Plessy v. Ferguson
The Plessy v. Ferguson case upheld the constutionality of segregation under the "seperate but equal" doctrine.

The Plessy v. Ferguson case stemmed from an incident in 1892.

The incident
The incident happened when Homer Plessy, an African-American passenger, refused to sit in the Jim Crow car on a train. He was arrested and convicted for breaking Louisiana's segergation law.


The Case
The case was more than just about some incident on a train. The case was one of the first cases that upheld the constutionality of the seperate but equal doctrine. Plessy appealed, claiming that he had been denied equal protection under the law.
The Conclusion
In conclusion, due to this decision many segregation laws were passed in the U.S. This caused many years of discrimination and segregation throughout the U.S. This decision wasn't overruled until the famous court case, Brown v. Board of Education.
Bibliography
"Plessy v. Ferguson." History.com. A&E Television Networks, 2009. Web. 15 Oct. 2015.

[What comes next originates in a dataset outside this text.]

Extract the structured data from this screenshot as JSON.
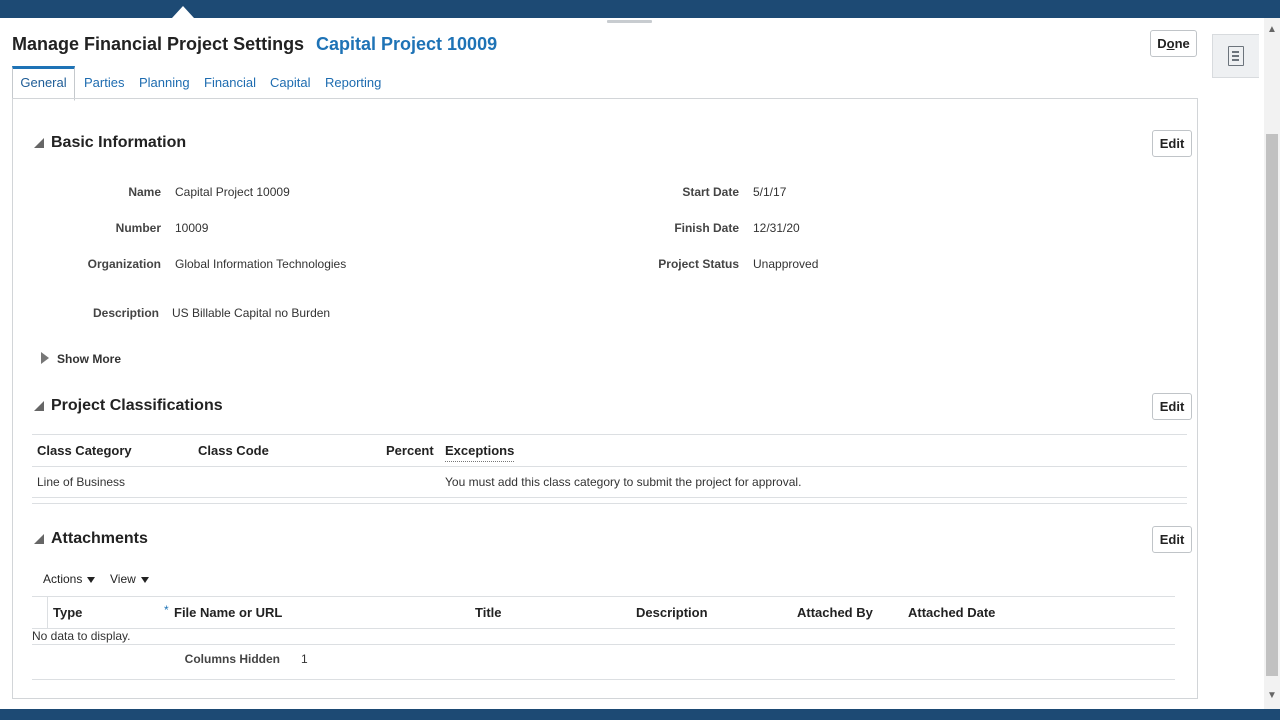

"Separate but Equal - Separate Is Not Equal." Separate but Equal - Separate Is Not Equal. N.p., n.d. Web. 16 Oct. 2015.
On May 8, 1896 the Court had made a decision. By a 7-1 decision, the Court ruled that separate-but-equal facilities for blacks and whites didn't violate the 13th or 14th amendments. Resulting in further segregation in the U.S.
Plessy v. Ferguson
The verdict
Full transcript